> [What the task requires]: Return every line of the data below word for word, including the punctuation.
:::
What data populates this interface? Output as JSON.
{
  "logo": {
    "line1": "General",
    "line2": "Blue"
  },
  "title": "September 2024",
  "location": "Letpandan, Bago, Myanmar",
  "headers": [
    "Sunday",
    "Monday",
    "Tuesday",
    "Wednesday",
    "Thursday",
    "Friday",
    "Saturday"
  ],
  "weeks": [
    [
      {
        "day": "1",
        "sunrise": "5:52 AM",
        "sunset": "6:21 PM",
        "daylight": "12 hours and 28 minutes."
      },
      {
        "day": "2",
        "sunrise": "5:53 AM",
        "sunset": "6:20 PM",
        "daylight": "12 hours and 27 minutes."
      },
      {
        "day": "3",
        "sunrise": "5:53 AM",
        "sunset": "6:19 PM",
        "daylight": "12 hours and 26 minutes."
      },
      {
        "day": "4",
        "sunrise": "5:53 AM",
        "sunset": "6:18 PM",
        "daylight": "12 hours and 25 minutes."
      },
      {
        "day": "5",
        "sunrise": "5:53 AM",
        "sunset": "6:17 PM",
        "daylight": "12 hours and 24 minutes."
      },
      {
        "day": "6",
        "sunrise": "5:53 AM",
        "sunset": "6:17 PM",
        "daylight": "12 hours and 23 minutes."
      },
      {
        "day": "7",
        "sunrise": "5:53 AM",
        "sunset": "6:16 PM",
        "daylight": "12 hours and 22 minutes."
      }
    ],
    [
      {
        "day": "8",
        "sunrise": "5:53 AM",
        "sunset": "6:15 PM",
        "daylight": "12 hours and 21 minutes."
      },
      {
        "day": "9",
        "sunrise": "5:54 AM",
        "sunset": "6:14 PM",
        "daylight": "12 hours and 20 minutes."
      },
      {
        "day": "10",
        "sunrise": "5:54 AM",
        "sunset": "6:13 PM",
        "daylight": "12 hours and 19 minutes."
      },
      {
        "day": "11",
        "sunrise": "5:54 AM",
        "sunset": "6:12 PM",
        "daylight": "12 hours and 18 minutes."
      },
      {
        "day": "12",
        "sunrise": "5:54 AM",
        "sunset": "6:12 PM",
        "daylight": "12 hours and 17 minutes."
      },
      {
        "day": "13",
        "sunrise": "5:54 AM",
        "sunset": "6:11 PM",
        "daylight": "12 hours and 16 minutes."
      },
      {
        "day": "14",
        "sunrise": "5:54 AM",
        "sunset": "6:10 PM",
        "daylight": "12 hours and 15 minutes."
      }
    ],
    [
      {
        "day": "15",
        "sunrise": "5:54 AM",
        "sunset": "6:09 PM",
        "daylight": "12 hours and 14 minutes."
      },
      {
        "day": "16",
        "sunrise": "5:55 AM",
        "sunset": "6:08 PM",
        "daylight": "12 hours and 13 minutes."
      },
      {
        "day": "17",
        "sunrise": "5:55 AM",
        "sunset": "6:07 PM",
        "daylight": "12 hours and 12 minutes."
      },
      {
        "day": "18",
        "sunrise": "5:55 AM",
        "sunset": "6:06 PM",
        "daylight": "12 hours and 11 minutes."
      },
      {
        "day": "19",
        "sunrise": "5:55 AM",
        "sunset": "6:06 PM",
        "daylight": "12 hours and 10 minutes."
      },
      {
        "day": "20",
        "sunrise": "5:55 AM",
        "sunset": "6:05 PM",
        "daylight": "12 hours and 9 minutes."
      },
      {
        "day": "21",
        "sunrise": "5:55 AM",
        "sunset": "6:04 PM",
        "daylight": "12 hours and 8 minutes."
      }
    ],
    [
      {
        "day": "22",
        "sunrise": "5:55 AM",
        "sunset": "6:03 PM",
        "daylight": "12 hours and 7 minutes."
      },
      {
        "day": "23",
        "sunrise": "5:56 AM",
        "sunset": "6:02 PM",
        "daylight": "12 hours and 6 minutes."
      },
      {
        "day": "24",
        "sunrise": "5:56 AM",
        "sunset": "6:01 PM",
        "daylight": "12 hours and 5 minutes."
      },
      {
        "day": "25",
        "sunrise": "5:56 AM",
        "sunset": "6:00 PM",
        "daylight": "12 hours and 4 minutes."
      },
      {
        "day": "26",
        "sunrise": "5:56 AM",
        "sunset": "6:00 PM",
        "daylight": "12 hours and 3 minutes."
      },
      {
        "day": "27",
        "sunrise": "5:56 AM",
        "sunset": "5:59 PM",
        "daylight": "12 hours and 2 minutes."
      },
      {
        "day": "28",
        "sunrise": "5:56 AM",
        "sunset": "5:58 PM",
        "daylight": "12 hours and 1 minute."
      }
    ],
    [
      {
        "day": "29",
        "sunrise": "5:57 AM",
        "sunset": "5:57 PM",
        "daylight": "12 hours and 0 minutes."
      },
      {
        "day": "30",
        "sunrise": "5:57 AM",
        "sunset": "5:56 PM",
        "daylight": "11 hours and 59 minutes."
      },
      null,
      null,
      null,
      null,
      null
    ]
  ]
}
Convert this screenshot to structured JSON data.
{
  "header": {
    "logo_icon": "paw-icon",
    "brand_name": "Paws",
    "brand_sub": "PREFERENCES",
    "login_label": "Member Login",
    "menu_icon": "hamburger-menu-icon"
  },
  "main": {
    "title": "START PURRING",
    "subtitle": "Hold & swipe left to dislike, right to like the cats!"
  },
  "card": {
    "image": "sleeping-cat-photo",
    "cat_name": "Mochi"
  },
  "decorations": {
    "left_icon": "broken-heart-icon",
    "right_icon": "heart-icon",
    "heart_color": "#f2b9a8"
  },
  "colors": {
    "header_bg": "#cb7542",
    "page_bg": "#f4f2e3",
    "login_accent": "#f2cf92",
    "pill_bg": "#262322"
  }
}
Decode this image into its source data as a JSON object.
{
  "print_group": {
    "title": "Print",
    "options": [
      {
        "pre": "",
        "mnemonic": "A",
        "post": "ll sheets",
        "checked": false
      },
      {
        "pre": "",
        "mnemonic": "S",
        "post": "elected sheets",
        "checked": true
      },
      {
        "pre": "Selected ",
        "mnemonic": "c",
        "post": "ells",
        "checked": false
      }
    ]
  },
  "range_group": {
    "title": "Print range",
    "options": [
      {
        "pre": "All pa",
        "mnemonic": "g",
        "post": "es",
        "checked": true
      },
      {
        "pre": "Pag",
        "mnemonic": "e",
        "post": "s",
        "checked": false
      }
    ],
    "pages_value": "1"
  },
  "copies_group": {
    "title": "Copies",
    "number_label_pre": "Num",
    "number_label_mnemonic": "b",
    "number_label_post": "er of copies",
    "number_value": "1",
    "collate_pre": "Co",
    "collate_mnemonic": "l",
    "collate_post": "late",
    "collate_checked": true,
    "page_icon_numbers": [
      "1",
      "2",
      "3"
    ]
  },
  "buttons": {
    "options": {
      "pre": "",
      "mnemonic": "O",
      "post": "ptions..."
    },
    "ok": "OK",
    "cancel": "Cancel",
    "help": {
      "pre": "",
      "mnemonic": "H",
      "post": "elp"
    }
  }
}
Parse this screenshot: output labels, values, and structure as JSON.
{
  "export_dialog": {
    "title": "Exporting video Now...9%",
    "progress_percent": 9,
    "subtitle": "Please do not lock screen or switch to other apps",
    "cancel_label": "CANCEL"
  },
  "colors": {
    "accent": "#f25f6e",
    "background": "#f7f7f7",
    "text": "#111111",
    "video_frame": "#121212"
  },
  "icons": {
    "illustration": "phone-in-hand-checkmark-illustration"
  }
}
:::
> [Solution to the exercise]:
What data populates this interface? Output as JSON.
{
  "logo": {
    "line1": "General",
    "line2": "Blue"
  },
  "title": "September 2024",
  "location": "Letpandan, Bago, Myanmar",
  "headers": [
    "Sunday",
    "Monday",
    "Tuesday",
    "Wednesday",
    "Thursday",
    "Friday",
    "Saturday"
  ],
  "weeks": [
    [
      {
        "day": "1",
        "sunrise": "5:52 AM",
        "sunset": "6:21 PM",
        "daylight": "12 hours and 28 minutes."
      },
      {
        "day": "2",
        "sunrise": "5:53 AM",
        "sunset": "6:20 PM",
        "daylight": "12 hours and 27 minutes."
      },
      {
        "day": "3",
        "sunrise": "5:53 AM",
        "sunset": "6:19 PM",
        "daylight": "12 hours and 26 minutes."
      },
      {
        "day": "4",
        "sunrise": "5:53 AM",
        "sunset": "6:18 PM",
        "daylight": "12 hours and 25 minutes."
      },
      {
        "day": "5",
        "sunrise": "5:53 AM",
        "sunset": "6:17 PM",
        "daylight": "12 hours and 24 minutes."
      },
      {
        "day": "6",
        "sunrise": "5:53 AM",
        "sunset": "6:17 PM",
        "daylight": "12 hours and 23 minutes."
      },
      {
        "day": "7",
        "sunrise": "5:53 AM",
        "sunset": "6:16 PM",
        "daylight": "12 hours and 22 minutes."
      }
    ],
    [
      {
        "day": "8",
        "sunrise": "5:53 AM",
        "sunset": "6:15 PM",
        "daylight": "12 hours and 21 minutes."
      },
      {
        "day": "9",
        "sunrise": "5:54 AM",
        "sunset": "6:14 PM",
        "daylight": "12 hours and 20 minutes."
      },
      {
        "day": "10",
        "sunrise": "5:54 AM",
        "sunset": "6:13 PM",
        "daylight": "12 hours and 19 minutes."
      },
      {
        "day": "11",
        "sunrise": "5:54 AM",
        "sunset": "6:12 PM",
        "daylight": "12 hours and 18 minutes."
      },
      {
        "day": "12",
        "sunrise": "5:54 AM",
        "sunset": "6:12 PM",
        "daylight": "12 hours and 17 minutes."
      },
      {
        "day": "13",
        "sunrise": "5:54 AM",
        "sunset": "6:11 PM",
        "daylight": "12 hours and 16 minutes."
      },
      {
        "day": "14",
        "sunrise": "5:54 AM",
        "sunset": "6:10 PM",
        "daylight": "12 hours and 15 minutes."
      }
    ],
    [
      {
        "day": "15",
        "sunrise": "5:54 AM",
        "sunset": "6:09 PM",
        "daylight": "12 hours and 14 minutes."
      },
      {
        "day": "16",
        "sunrise": "5:55 AM",
        "sunset": "6:08 PM",
        "daylight": "12 hours and 13 minutes."
      },
      {
        "day": "17",
        "sunrise": "5:55 AM",
        "sunset": "6:07 PM",
        "daylight": "12 hours and 12 minutes."
      },
      {
        "day": "18",
        "sunrise": "5:55 AM",
        "sunset": "6:06 PM",
        "daylight": "12 hours and 11 minutes."
      },
      {
        "day": "19",
        "sunrise": "5:55 AM",
        "sunset": "6:06 PM",
        "daylight": "12 hours and 10 minutes."
      },
      {
        "day": "20",
        "sunrise": "5:55 AM",
        "sunset": "6:05 PM",
        "daylight": "12 hours and 9 minutes."
      },
      {
        "day": "21",
        "sunrise": "5:55 AM",
        "sunset": "6:04 PM",
        "daylight": "12 hours and 8 minutes."
      }
    ],
    [
      {
        "day": "22",
        "sunrise": "5:55 AM",
        "sunset": "6:03 PM",
        "daylight": "12 hours and 7 minutes."
      },
      {
        "day": "23",
        "sunrise": "5:56 AM",
        "sunset": "6:02 PM",
        "daylight": "12 hours and 6 minutes."
      },
      {
        "day": "24",
        "sunrise": "5:56 AM",
        "sunset": "6:01 PM",
        "daylight": "12 hours and 5 minutes."
      },
      {
        "day": "25",
        "sunrise": "5:56 AM",
        "sunset": "6:00 PM",
        "daylight": "12 hours and 4 minutes."
      },
      {
        "day": "26",
        "sunrise": "5:56 AM",
        "sunset": "6:00 PM",
        "daylight": "12 hours and 3 minutes."
      },
      {
        "day": "27",
        "sunrise": "5:56 AM",
        "sunset": "5:59 PM",
        "daylight": "12 hours and 2 minutes."
      },
      {
        "day": "28",
        "sunrise": "5:56 AM",
        "sunset": "5:58 PM",
        "daylight": "12 hours and 1 minute."
      }
    ],
    [
      {
        "day": "29",
        "sunrise": "5:57 AM",
        "sunset": "5:57 PM",
        "daylight": "12 hours and 0 minutes."
      },
      {
        "day": "30",
        "sunrise": "5:57 AM",
        "sunset": "5:56 PM",
        "daylight": "11 hours and 59 minutes."
      },
      null,
      null,
      null,
      null,
      null
    ]
  ]
}
Convert this screenshot to structured JSON data.
{
  "header": {
    "logo_icon": "paw-icon",
    "brand_name": "Paws",
    "brand_sub": "PREFERENCES",
    "login_label": "Member Login",
    "menu_icon": "hamburger-menu-icon"
  },
  "main": {
    "title": "START PURRING",
    "subtitle": "Hold & swipe left to dislike, right to like the cats!"
  },
  "card": {
    "image": "sleeping-cat-photo",
    "cat_name": "Mochi"
  },
  "decorations": {
    "left_icon": "broken-heart-icon",
    "right_icon": "heart-icon",
    "heart_color": "#f2b9a8"
  },
  "colors": {
    "header_bg": "#cb7542",
    "page_bg": "#f4f2e3",
    "login_accent": "#f2cf92",
    "pill_bg": "#262322"
  }
}
Decode this image into its source data as a JSON object.
{
  "print_group": {
    "title": "Print",
    "options": [
      {
        "pre": "",
        "mnemonic": "A",
        "post": "ll sheets",
        "checked": false
      },
      {
        "pre": "",
        "mnemonic": "S",
        "post": "elected sheets",
        "checked": true
      },
      {
        "pre": "Selected ",
        "mnemonic": "c",
        "post": "ells",
        "checked": false
      }
    ]
  },
  "range_group": {
    "title": "Print range",
    "options": [
      {
        "pre": "All pa",
        "mnemonic": "g",
        "post": "es",
        "checked": true
      },
      {
        "pre": "Pag",
        "mnemonic": "e",
        "post": "s",
        "checked": false
      }
    ],
    "pages_value": "1"
  },
  "copies_group": {
    "title": "Copies",
    "number_label_pre": "Num",
    "number_label_mnemonic": "b",
    "number_label_post": "er of copies",
    "number_value": "1",
    "collate_pre": "Co",
    "collate_mnemonic": "l",
    "collate_post": "late",
    "collate_checked": true,
    "page_icon_numbers": [
      "1",
      "2",
      "3"
    ]
  },
  "buttons": {
    "options": {
      "pre": "",
      "mnemonic": "O",
      "post": "ptions..."
    },
    "ok": "OK",
    "cancel": "Cancel",
    "help": {
      "pre": "",
      "mnemonic": "H",
      "post": "elp"
    }
  }
}
Parse this screenshot: output labels, values, and structure as JSON.
{
  "export_dialog": {
    "title": "Exporting video Now...9%",
    "progress_percent": 9,
    "subtitle": "Please do not lock screen or switch to other apps",
    "cancel_label": "CANCEL"
  },
  "colors": {
    "accent": "#f25f6e",
    "background": "#f7f7f7",
    "text": "#111111",
    "video_frame": "#121212"
  },
  "icons": {
    "illustration": "phone-in-hand-checkmark-illustration"
  }
}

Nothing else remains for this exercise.